- **What the exercise asks**
Return the entries in full, exactly as written.

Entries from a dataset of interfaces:
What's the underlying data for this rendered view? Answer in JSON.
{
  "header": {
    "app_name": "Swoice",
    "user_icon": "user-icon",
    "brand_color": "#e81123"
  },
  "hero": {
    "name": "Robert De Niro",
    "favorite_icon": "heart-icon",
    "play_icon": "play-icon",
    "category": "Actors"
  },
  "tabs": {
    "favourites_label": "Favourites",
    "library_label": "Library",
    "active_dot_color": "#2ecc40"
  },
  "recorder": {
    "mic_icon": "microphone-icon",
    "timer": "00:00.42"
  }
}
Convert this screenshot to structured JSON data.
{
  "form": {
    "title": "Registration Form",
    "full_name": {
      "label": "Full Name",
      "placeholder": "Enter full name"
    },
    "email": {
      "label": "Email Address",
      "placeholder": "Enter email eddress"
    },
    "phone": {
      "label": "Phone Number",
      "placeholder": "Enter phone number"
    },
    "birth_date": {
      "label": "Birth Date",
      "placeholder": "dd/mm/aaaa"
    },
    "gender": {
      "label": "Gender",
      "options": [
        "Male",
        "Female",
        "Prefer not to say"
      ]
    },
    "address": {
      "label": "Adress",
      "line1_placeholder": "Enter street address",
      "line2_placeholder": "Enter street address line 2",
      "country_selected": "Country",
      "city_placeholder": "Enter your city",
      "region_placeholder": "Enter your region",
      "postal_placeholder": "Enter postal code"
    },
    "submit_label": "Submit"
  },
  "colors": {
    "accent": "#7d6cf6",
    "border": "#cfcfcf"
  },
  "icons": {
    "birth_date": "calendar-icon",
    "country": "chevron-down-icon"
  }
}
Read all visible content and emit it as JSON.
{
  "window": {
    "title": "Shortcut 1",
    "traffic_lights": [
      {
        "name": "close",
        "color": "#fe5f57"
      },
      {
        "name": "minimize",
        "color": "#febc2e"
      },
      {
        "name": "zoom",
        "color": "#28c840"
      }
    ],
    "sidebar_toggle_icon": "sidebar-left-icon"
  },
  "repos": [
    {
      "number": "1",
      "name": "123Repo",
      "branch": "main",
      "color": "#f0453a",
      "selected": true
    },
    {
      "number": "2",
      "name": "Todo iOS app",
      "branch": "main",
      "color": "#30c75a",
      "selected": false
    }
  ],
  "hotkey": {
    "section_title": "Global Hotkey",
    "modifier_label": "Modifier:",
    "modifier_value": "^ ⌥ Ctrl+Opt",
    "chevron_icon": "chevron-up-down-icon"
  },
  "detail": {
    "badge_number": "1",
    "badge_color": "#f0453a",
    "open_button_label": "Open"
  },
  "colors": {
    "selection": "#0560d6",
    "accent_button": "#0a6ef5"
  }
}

- **Exercise output**
What's the underlying data for this rendered view? Answer in JSON.
{
  "header": {
    "app_name": "Swoice",
    "user_icon": "user-icon",
    "brand_color": "#e81123"
  },
  "hero": {
    "name": "Robert De Niro",
    "favorite_icon": "heart-icon",
    "play_icon": "play-icon",
    "category": "Actors"
  },
  "tabs": {
    "favourites_label": "Favourites",
    "library_label": "Library",
    "active_dot_color": "#2ecc40"
  },
  "recorder": {
    "mic_icon": "microphone-icon",
    "timer": "00:00.42"
  }
}
Convert this screenshot to structured JSON data.
{
  "form": {
    "title": "Registration Form",
    "full_name": {
      "label": "Full Name",
      "placeholder": "Enter full name"
    },
    "email": {
      "label": "Email Address",
      "placeholder": "Enter email eddress"
    },
    "phone": {
      "label": "Phone Number",
      "placeholder": "Enter phone number"
    },
    "birth_date": {
      "label": "Birth Date",
      "placeholder": "dd/mm/aaaa"
    },
    "gender": {
      "label": "Gender",
      "options": [
        "Male",
        "Female",
        "Prefer not to say"
      ]
    },
    "address": {
      "label": "Adress",
      "line1_placeholder": "Enter street address",
      "line2_placeholder": "Enter street address line 2",
      "country_selected": "Country",
      "city_placeholder": "Enter your city",
      "region_placeholder": "Enter your region",
      "postal_placeholder": "Enter postal code"
    },
    "submit_label": "Submit"
  },
  "colors": {
    "accent": "#7d6cf6",
    "border": "#cfcfcf"
  },
  "icons": {
    "birth_date": "calendar-icon",
    "country": "chevron-down-icon"
  }
}
Read all visible content and emit it as JSON.
{
  "window": {
    "title": "Shortcut 1",
    "traffic_lights": [
      {
        "name": "close",
        "color": "#fe5f57"
      },
      {
        "name": "minimize",
        "color": "#febc2e"
      },
      {
        "name": "zoom",
        "color": "#28c840"
      }
    ],
    "sidebar_toggle_icon": "sidebar-left-icon"
  },
  "repos": [
    {
      "number": "1",
      "name": "123Repo",
      "branch": "main",
      "color": "#f0453a",
      "selected": true
    },
    {
      "number": "2",
      "name": "Todo iOS app",
      "branch": "main",
      "color": "#30c75a",
      "selected": false
    }
  ],
  "hotkey": {
    "section_title": "Global Hotkey",
    "modifier_label": "Modifier:",
    "modifier_value": "^ ⌥ Ctrl+Opt",
    "chevron_icon": "chevron-up-down-icon"
  },
  "detail": {
    "badge_number": "1",
    "badge_color": "#f0453a",
    "open_button_label": "Open"
  },
  "colors": {
    "selection": "#0560d6",
    "accent_button": "#0a6ef5"
  }
}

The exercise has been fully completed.